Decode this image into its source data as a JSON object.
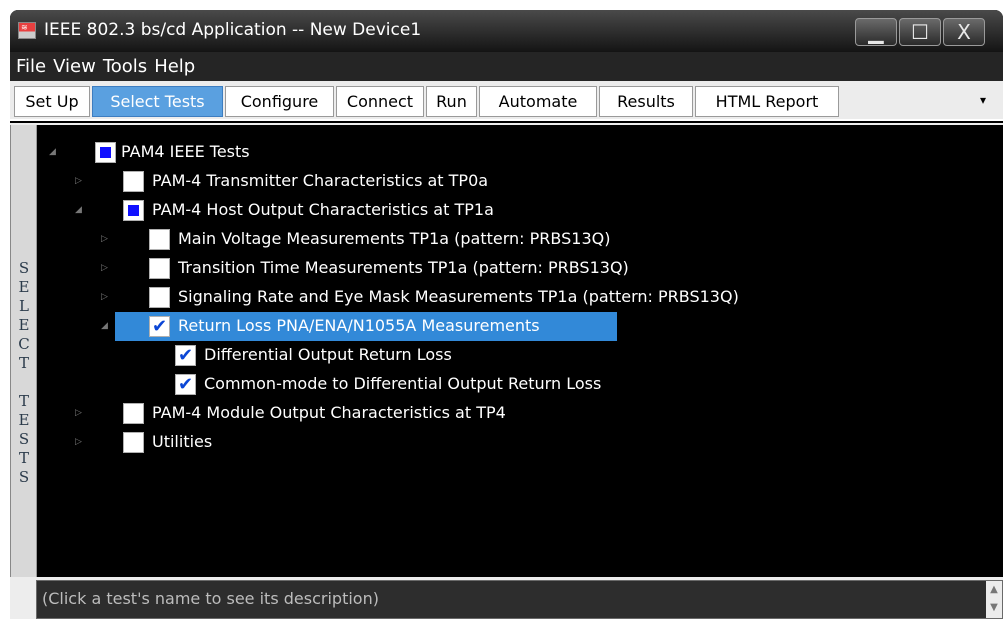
{
  "window": {
    "title": "IEEE 802.3 bs/cd Application -- New Device1",
    "minimize_glyph": "▁",
    "maximize_glyph": "☐",
    "close_glyph": "X"
  },
  "menu": [
    "File",
    "View",
    "Tools",
    "Help"
  ],
  "tabs": [
    {
      "label": "Set Up",
      "active": false
    },
    {
      "label": "Select Tests",
      "active": true
    },
    {
      "label": "Configure",
      "active": false
    },
    {
      "label": "Connect",
      "active": false
    },
    {
      "label": "Run",
      "active": false
    },
    {
      "label": "Automate",
      "active": false
    },
    {
      "label": "Results",
      "active": false
    },
    {
      "label": "HTML Report",
      "active": false
    }
  ],
  "tab_overflow_glyph": "▾",
  "side_label": "SELECT TESTS",
  "tree": [
    {
      "label": "PAM4 IEEE Tests",
      "state": "partial",
      "expander": "◢"
    },
    {
      "label": "PAM-4 Transmitter Characteristics at TP0a",
      "state": "unchecked",
      "expander": "▷"
    },
    {
      "label": "PAM-4 Host Output Characteristics at TP1a",
      "state": "partial",
      "expander": "◢"
    },
    {
      "label": "Main Voltage Measurements TP1a (pattern: PRBS13Q)",
      "state": "unchecked",
      "expander": "▷"
    },
    {
      "label": "Transition Time Measurements TP1a (pattern: PRBS13Q)",
      "state": "unchecked",
      "expander": "▷"
    },
    {
      "label": "Signaling Rate and Eye Mask Measurements TP1a (pattern: PRBS13Q)",
      "state": "unchecked",
      "expander": "▷"
    },
    {
      "label": "Return Loss PNA/ENA/N1055A Measurements",
      "state": "checked",
      "expander": "◢",
      "selected": true
    },
    {
      "label": "Differential Output Return Loss",
      "state": "checked",
      "expander": ""
    },
    {
      "label": "Common-mode to Differential Output Return Loss",
      "state": "checked",
      "expander": ""
    },
    {
      "label": "PAM-4 Module Output Characteristics at TP4",
      "state": "unchecked",
      "expander": "▷"
    },
    {
      "label": "Utilities",
      "state": "unchecked",
      "expander": "▷"
    }
  ],
  "check_glyph": "✔",
  "description": "(Click a test's name to see its description)",
  "scroll_up_glyph": "▲",
  "scroll_down_glyph": "▼"
}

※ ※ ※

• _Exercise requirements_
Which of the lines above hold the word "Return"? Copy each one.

• _Final answer_
      "label": "Return Loss PNA/ENA/N1055A Measurements",
      "label": "Differential Output Return Loss",
      "label": "Common-mode to Differential Output Return Loss",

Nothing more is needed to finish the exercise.